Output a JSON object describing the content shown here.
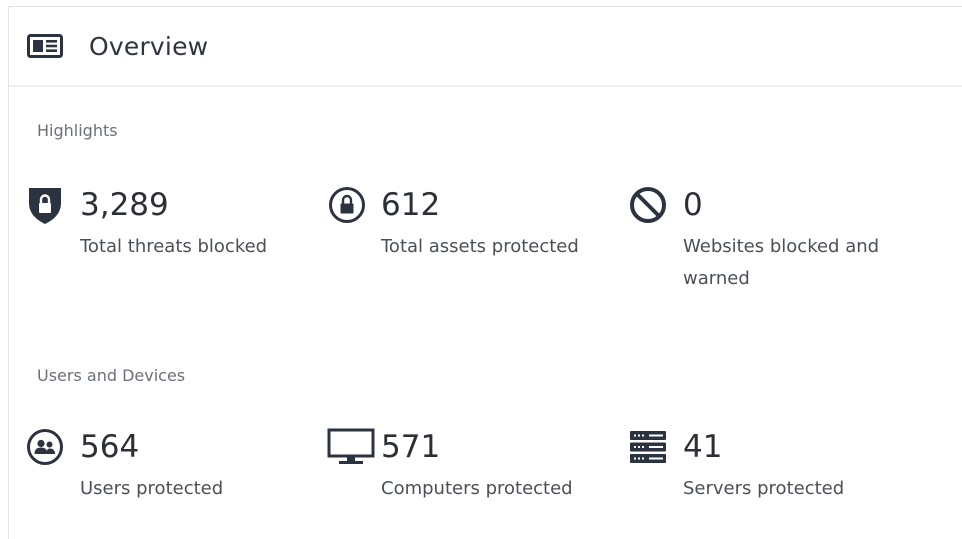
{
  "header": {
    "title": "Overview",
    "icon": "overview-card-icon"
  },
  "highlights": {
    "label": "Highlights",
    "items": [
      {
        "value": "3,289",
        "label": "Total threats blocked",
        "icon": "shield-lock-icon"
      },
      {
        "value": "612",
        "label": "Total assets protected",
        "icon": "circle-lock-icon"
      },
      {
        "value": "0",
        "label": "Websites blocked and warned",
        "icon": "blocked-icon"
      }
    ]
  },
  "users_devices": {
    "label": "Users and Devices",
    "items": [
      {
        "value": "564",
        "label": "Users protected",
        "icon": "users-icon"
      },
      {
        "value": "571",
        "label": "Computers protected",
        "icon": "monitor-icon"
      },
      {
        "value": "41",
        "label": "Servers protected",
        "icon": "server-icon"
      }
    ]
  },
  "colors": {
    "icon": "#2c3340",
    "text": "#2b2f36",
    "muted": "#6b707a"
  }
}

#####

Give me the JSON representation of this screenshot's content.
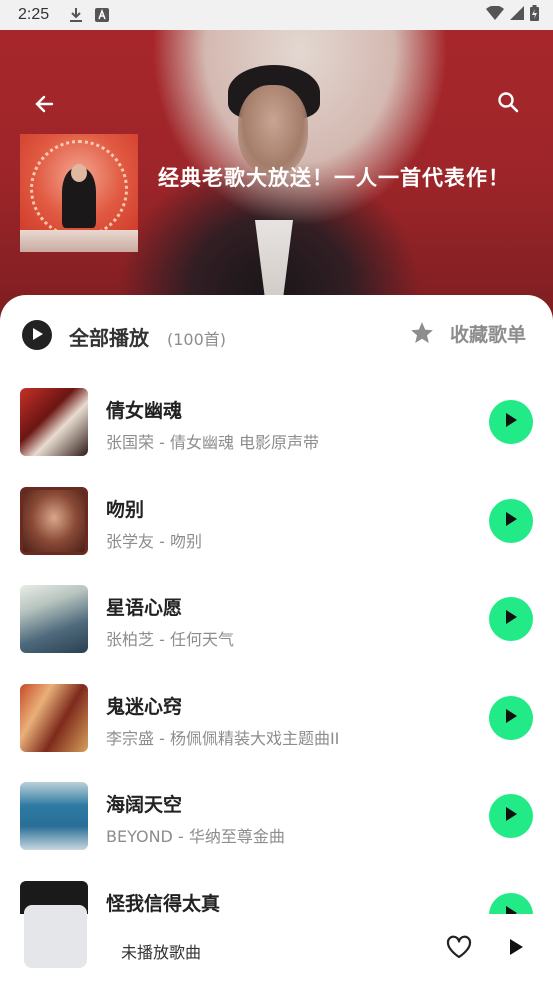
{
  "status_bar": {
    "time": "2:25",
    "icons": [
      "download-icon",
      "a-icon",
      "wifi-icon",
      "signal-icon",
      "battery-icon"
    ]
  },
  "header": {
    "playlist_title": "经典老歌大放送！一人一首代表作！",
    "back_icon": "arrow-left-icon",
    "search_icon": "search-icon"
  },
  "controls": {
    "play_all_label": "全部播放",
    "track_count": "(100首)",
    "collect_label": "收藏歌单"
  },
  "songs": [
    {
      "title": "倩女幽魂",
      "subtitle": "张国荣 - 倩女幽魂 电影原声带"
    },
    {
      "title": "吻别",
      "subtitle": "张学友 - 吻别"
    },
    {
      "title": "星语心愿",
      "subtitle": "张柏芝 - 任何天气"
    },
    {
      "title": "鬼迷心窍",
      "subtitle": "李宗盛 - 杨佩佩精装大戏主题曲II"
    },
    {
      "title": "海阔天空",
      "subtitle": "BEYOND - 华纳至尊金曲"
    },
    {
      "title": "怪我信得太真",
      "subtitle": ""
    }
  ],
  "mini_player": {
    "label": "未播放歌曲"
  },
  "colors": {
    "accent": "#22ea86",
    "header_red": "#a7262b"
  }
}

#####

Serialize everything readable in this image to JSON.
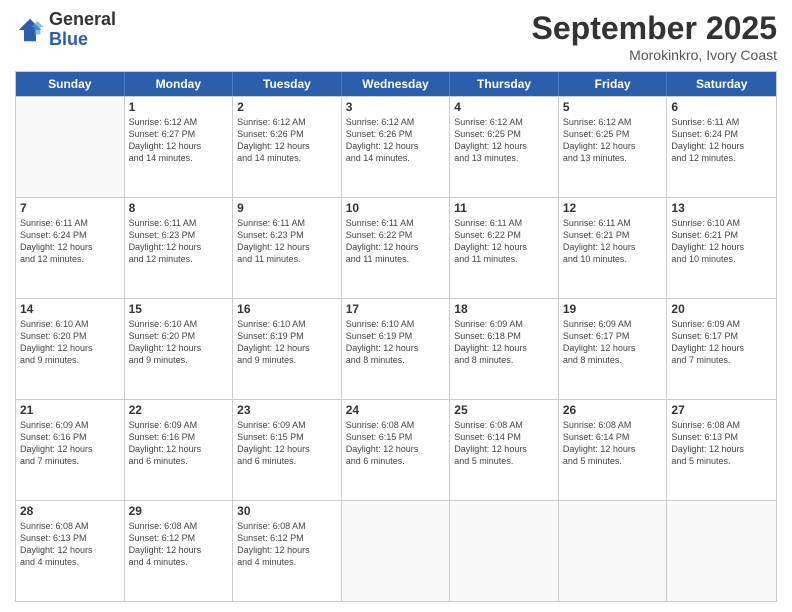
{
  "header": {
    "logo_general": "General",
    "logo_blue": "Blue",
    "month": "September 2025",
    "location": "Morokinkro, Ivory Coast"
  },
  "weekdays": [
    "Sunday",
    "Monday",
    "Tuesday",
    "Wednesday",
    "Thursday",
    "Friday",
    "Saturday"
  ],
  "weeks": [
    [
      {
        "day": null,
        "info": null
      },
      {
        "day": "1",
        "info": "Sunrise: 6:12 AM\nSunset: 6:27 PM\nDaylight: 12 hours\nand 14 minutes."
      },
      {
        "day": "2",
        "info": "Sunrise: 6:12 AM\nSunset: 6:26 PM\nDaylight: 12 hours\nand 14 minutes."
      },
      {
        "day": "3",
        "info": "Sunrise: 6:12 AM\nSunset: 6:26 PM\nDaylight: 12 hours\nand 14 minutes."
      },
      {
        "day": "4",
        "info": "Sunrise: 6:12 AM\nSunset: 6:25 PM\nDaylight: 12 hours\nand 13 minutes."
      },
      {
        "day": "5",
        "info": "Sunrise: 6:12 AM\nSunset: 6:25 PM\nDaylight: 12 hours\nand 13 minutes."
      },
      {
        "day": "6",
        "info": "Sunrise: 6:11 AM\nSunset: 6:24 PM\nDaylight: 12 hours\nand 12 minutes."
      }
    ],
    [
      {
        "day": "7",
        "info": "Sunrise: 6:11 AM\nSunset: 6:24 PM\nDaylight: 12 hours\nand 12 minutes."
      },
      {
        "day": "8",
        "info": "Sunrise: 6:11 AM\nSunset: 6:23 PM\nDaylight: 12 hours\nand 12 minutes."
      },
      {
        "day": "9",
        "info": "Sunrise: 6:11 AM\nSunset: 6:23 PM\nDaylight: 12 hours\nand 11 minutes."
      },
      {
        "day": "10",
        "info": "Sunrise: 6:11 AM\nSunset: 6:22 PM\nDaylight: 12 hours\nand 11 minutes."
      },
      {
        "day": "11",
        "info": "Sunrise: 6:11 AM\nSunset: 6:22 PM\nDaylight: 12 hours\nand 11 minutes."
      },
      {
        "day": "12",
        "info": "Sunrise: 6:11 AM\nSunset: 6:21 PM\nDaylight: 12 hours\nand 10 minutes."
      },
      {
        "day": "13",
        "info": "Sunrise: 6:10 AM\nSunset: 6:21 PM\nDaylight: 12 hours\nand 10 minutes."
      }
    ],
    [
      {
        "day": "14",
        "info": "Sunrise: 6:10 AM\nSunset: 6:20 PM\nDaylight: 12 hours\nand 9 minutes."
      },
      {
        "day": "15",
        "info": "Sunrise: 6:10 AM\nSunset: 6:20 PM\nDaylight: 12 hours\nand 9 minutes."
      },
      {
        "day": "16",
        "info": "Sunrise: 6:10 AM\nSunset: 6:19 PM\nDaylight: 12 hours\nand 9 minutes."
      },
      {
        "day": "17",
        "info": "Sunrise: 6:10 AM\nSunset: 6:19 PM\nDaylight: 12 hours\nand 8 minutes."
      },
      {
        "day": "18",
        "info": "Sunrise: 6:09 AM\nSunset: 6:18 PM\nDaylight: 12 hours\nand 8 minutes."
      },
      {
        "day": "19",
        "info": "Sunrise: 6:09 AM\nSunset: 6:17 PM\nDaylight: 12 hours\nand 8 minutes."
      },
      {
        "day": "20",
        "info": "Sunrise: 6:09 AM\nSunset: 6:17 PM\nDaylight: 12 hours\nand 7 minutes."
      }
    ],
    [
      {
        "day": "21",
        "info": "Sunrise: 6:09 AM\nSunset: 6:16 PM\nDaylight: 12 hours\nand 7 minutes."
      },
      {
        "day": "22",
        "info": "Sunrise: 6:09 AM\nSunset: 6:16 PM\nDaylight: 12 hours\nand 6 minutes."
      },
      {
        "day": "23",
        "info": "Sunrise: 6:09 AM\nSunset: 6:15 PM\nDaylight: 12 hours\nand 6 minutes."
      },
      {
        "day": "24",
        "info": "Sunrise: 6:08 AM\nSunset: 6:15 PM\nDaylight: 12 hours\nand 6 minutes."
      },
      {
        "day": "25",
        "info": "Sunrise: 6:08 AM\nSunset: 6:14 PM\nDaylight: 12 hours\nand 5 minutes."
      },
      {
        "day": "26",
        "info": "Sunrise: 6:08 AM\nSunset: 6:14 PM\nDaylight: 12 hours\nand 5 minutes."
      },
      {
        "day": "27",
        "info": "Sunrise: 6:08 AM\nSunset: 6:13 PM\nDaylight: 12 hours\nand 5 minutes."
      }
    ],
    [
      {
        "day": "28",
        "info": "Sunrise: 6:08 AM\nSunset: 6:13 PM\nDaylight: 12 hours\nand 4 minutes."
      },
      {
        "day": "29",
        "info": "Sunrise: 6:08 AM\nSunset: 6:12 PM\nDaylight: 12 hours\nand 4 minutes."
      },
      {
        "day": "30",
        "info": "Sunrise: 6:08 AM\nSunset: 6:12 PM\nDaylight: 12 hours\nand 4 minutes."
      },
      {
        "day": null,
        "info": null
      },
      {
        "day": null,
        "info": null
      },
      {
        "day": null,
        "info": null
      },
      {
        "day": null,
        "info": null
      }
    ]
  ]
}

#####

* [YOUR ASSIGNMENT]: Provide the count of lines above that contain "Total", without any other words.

* [ANSWER TO THIS EXERCISE]: 2